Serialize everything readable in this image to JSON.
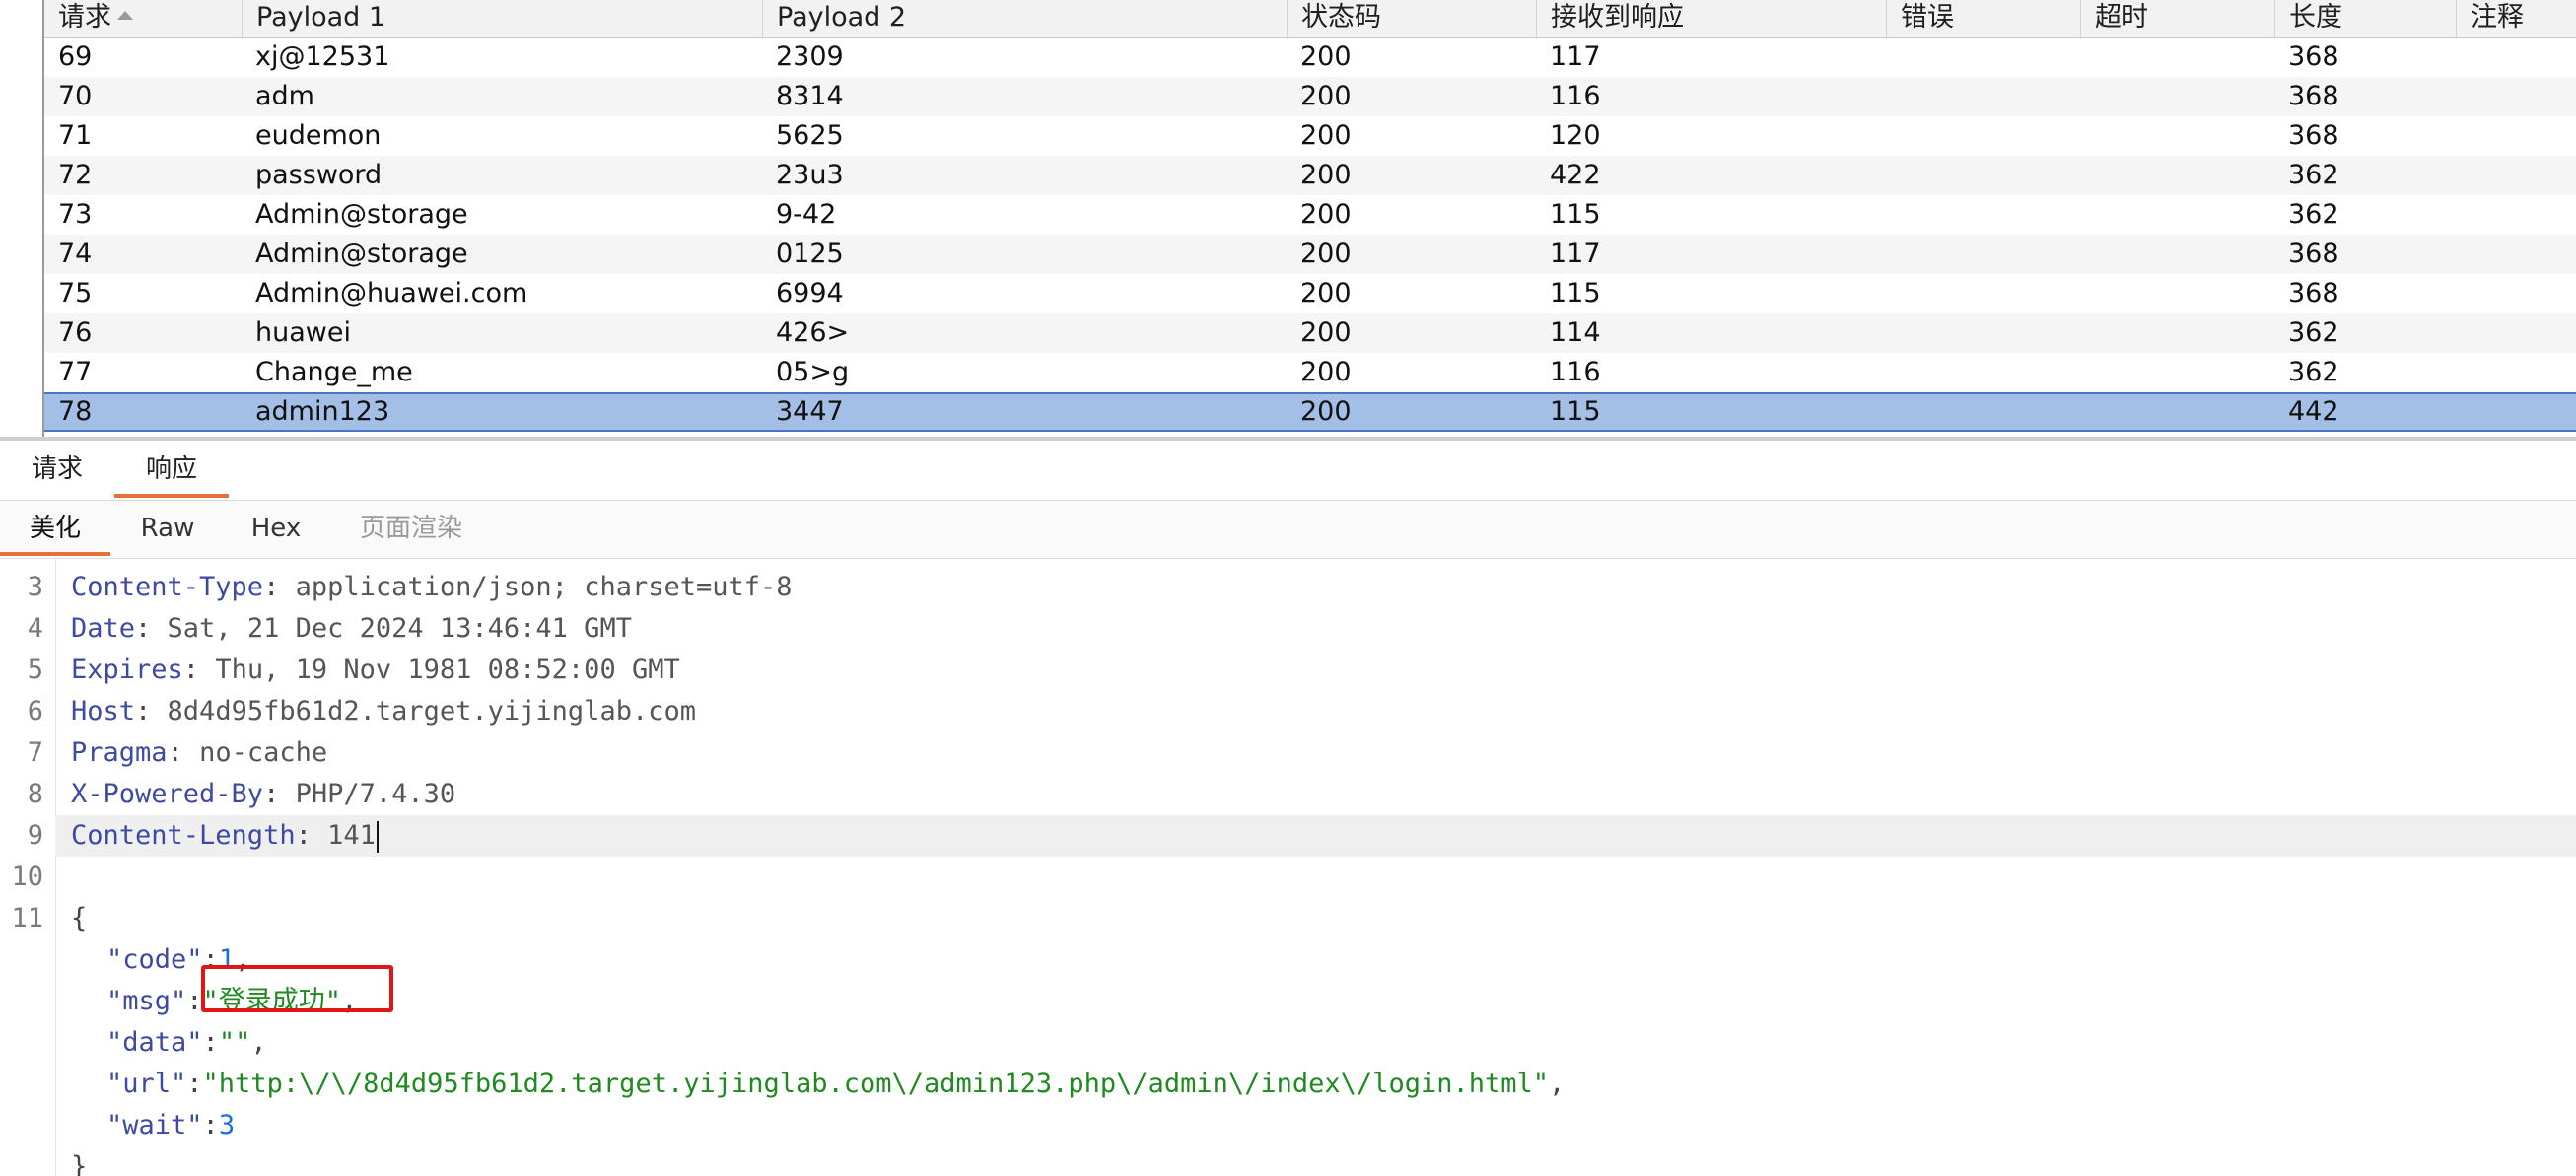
{
  "table": {
    "columns": [
      "请求",
      "Payload 1",
      "Payload 2",
      "状态码",
      "接收到响应",
      "错误",
      "超时",
      "长度",
      "注释"
    ],
    "rows": [
      {
        "req": "69",
        "p1": "xj@12531",
        "p2": "2309",
        "status": "200",
        "recv": "117",
        "error": "",
        "timeout": "",
        "length": "368",
        "comment": ""
      },
      {
        "req": "70",
        "p1": "adm",
        "p2": "8314",
        "status": "200",
        "recv": "116",
        "error": "",
        "timeout": "",
        "length": "368",
        "comment": ""
      },
      {
        "req": "71",
        "p1": "eudemon",
        "p2": "5625",
        "status": "200",
        "recv": "120",
        "error": "",
        "timeout": "",
        "length": "368",
        "comment": ""
      },
      {
        "req": "72",
        "p1": "password",
        "p2": "23u3",
        "status": "200",
        "recv": "422",
        "error": "",
        "timeout": "",
        "length": "362",
        "comment": ""
      },
      {
        "req": "73",
        "p1": "Admin@storage",
        "p2": "9-42",
        "status": "200",
        "recv": "115",
        "error": "",
        "timeout": "",
        "length": "362",
        "comment": ""
      },
      {
        "req": "74",
        "p1": "Admin@storage",
        "p2": "0125",
        "status": "200",
        "recv": "117",
        "error": "",
        "timeout": "",
        "length": "368",
        "comment": ""
      },
      {
        "req": "75",
        "p1": "Admin@huawei.com",
        "p2": "6994",
        "status": "200",
        "recv": "115",
        "error": "",
        "timeout": "",
        "length": "368",
        "comment": ""
      },
      {
        "req": "76",
        "p1": "huawei",
        "p2": "426>",
        "status": "200",
        "recv": "114",
        "error": "",
        "timeout": "",
        "length": "362",
        "comment": ""
      },
      {
        "req": "77",
        "p1": "Change_me",
        "p2": "05>g",
        "status": "200",
        "recv": "116",
        "error": "",
        "timeout": "",
        "length": "362",
        "comment": ""
      },
      {
        "req": "78",
        "p1": "admin123",
        "p2": "3447",
        "status": "200",
        "recv": "115",
        "error": "",
        "timeout": "",
        "length": "442",
        "comment": ""
      }
    ],
    "selected_req": "78"
  },
  "tabs": {
    "request": "请求",
    "response": "响应",
    "active": "响应"
  },
  "view_tabs": {
    "pretty": "美化",
    "raw": "Raw",
    "hex": "Hex",
    "render": "页面渲染",
    "active": "美化"
  },
  "response": {
    "headers": [
      {
        "line": "3",
        "key": "Content-Type",
        "value": "application/json; charset=utf-8"
      },
      {
        "line": "4",
        "key": "Date",
        "value": "Sat, 21 Dec 2024 13:46:41 GMT"
      },
      {
        "line": "5",
        "key": "Expires",
        "value": "Thu, 19 Nov 1981 08:52:00 GMT"
      },
      {
        "line": "6",
        "key": "Host",
        "value": "8d4d95fb61d2.target.yijinglab.com"
      },
      {
        "line": "7",
        "key": "Pragma",
        "value": "no-cache"
      },
      {
        "line": "8",
        "key": "X-Powered-By",
        "value": "PHP/7.4.30"
      },
      {
        "line": "9",
        "key": "Content-Length",
        "value": "141"
      }
    ],
    "blank_line": "10",
    "body_start_line": "11",
    "body": {
      "code": "1",
      "msg": "\"登录成功\"",
      "data": "\"\"",
      "url": "\"http:\\/\\/8d4d95fb61d2.target.yijinglab.com\\/admin123.php\\/admin\\/index\\/login.html\"",
      "wait": "3"
    }
  }
}
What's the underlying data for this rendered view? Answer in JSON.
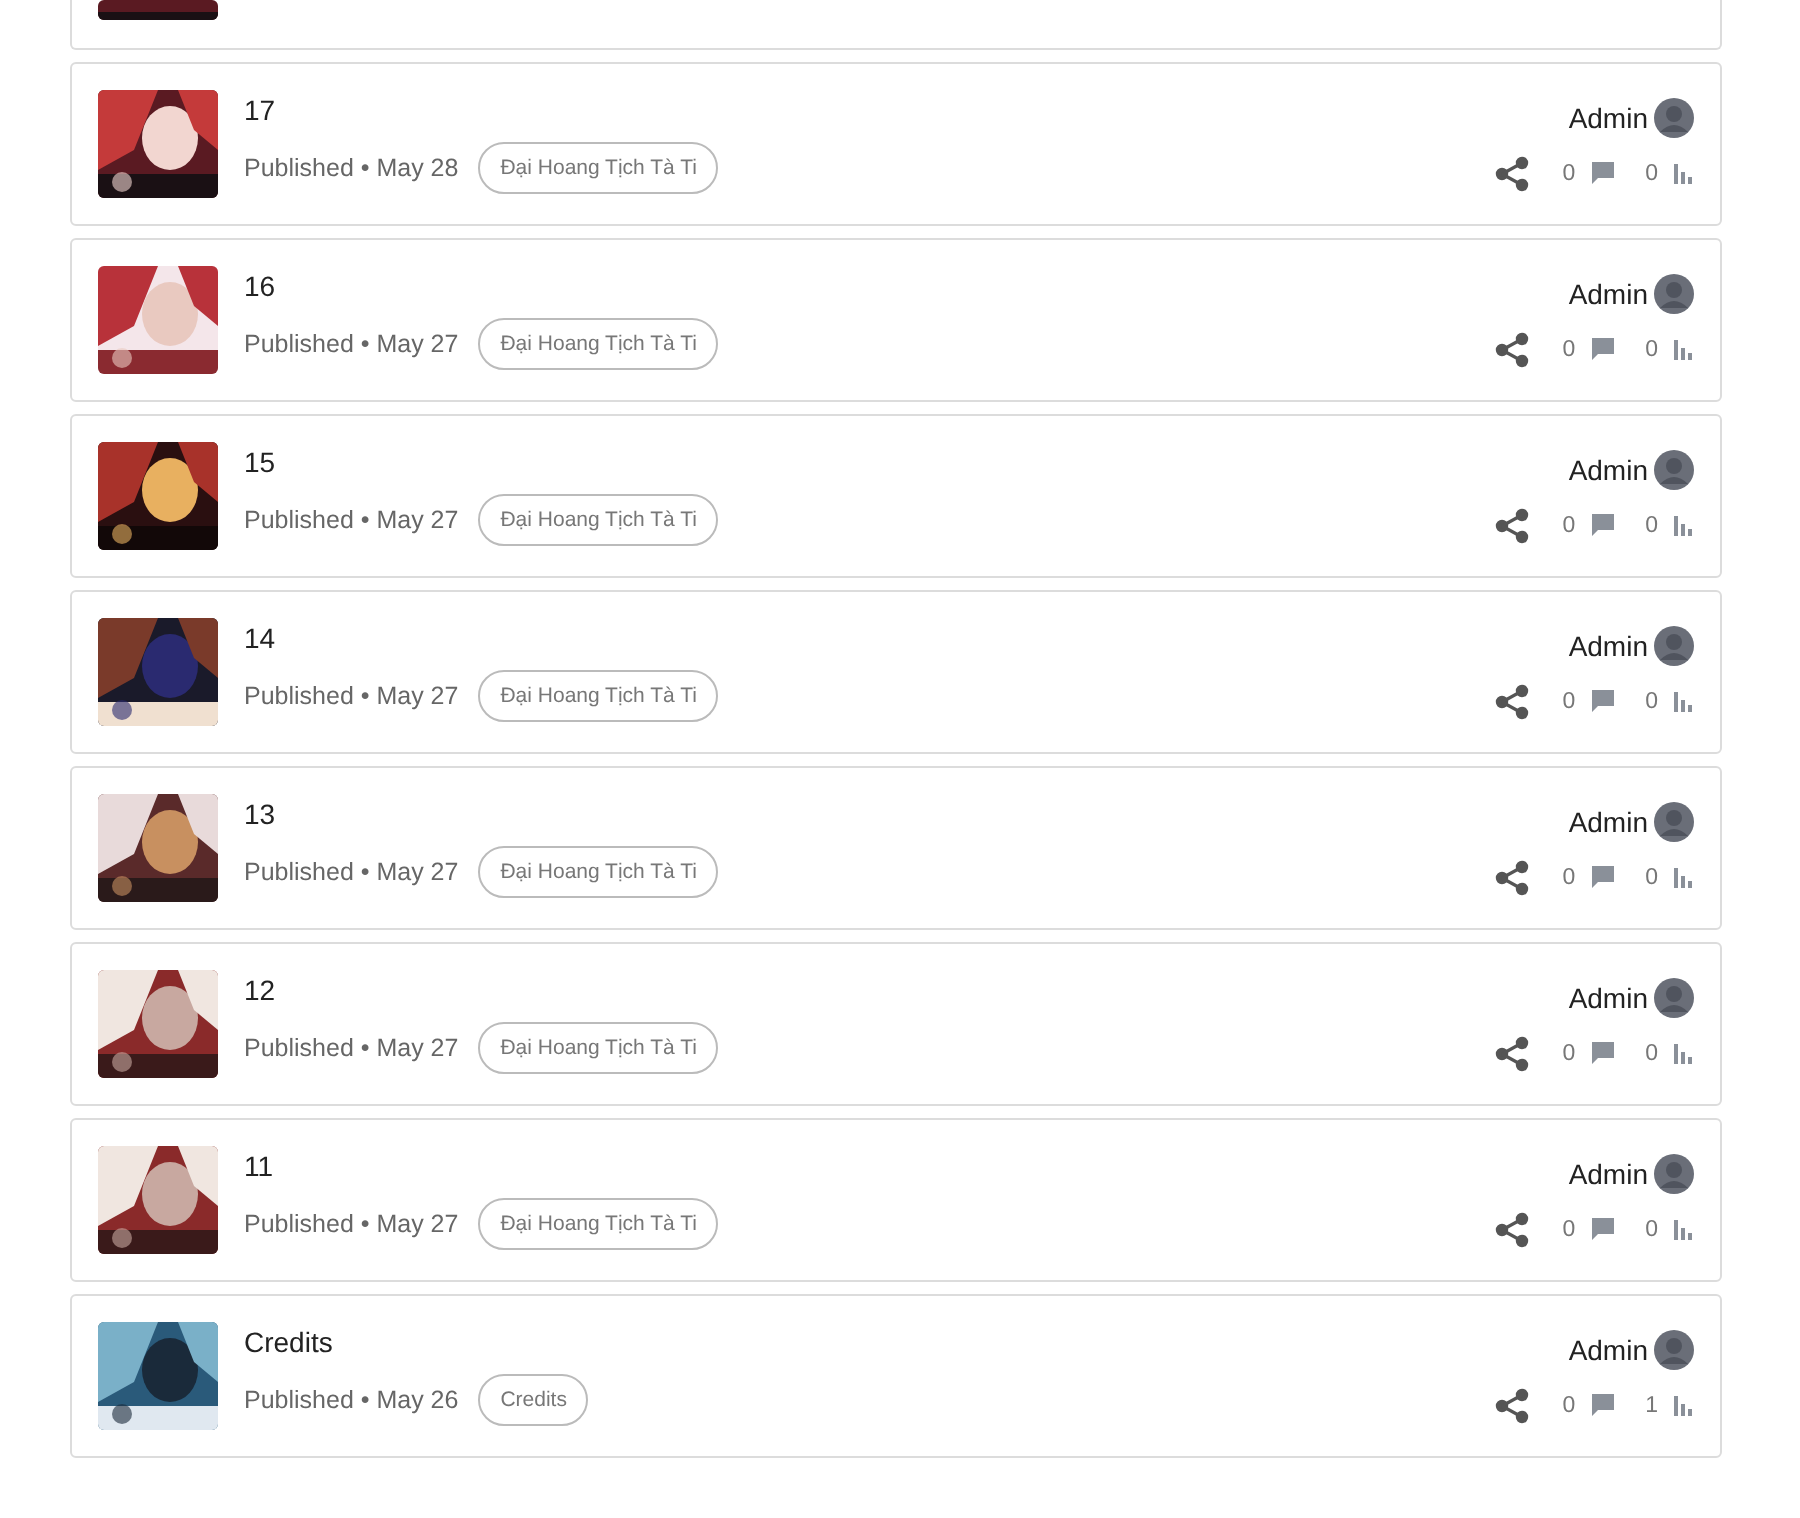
{
  "posts": [
    {
      "title": "17",
      "meta": "Published • May 28",
      "tag": "Đại Hoang Tịch Tà Ti",
      "author": "Admin",
      "comments": "0",
      "views": "0"
    },
    {
      "title": "16",
      "meta": "Published • May 27",
      "tag": "Đại Hoang Tịch Tà Ti",
      "author": "Admin",
      "comments": "0",
      "views": "0"
    },
    {
      "title": "15",
      "meta": "Published • May 27",
      "tag": "Đại Hoang Tịch Tà Ti",
      "author": "Admin",
      "comments": "0",
      "views": "0"
    },
    {
      "title": "14",
      "meta": "Published • May 27",
      "tag": "Đại Hoang Tịch Tà Ti",
      "author": "Admin",
      "comments": "0",
      "views": "0"
    },
    {
      "title": "13",
      "meta": "Published • May 27",
      "tag": "Đại Hoang Tịch Tà Ti",
      "author": "Admin",
      "comments": "0",
      "views": "0"
    },
    {
      "title": "12",
      "meta": "Published • May 27",
      "tag": "Đại Hoang Tịch Tà Ti",
      "author": "Admin",
      "comments": "0",
      "views": "0"
    },
    {
      "title": "11",
      "meta": "Published • May 27",
      "tag": "Đại Hoang Tịch Tà Ti",
      "author": "Admin",
      "comments": "0",
      "views": "0"
    },
    {
      "title": "Credits",
      "meta": "Published • May 26",
      "tag": "Credits",
      "author": "Admin",
      "comments": "0",
      "views": "1"
    }
  ]
}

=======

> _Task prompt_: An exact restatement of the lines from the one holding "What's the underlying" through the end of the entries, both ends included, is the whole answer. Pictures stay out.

> _Expected answer_:
What's the underlying data for this rendered view? Answer in JSON.
{
  "posts": [
    {
      "title": "17",
      "meta": "Published • May 28",
      "tag": "Đại Hoang Tịch Tà Ti",
      "author": "Admin",
      "comments": "0",
      "views": "0"
    },
    {
      "title": "16",
      "meta": "Published • May 27",
      "tag": "Đại Hoang Tịch Tà Ti",
      "author": "Admin",
      "comments": "0",
      "views": "0"
    },
    {
      "title": "15",
      "meta": "Published • May 27",
      "tag": "Đại Hoang Tịch Tà Ti",
      "author": "Admin",
      "comments": "0",
      "views": "0"
    },
    {
      "title": "14",
      "meta": "Published • May 27",
      "tag": "Đại Hoang Tịch Tà Ti",
      "author": "Admin",
      "comments": "0",
      "views": "0"
    },
    {
      "title": "13",
      "meta": "Published • May 27",
      "tag": "Đại Hoang Tịch Tà Ti",
      "author": "Admin",
      "comments": "0",
      "views": "0"
    },
    {
      "title": "12",
      "meta": "Published • May 27",
      "tag": "Đại Hoang Tịch Tà Ti",
      "author": "Admin",
      "comments": "0",
      "views": "0"
    },
    {
      "title": "11",
      "meta": "Published • May 27",
      "tag": "Đại Hoang Tịch Tà Ti",
      "author": "Admin",
      "comments": "0",
      "views": "0"
    },
    {
      "title": "Credits",
      "meta": "Published • May 26",
      "tag": "Credits",
      "author": "Admin",
      "comments": "0",
      "views": "1"
    }
  ]
}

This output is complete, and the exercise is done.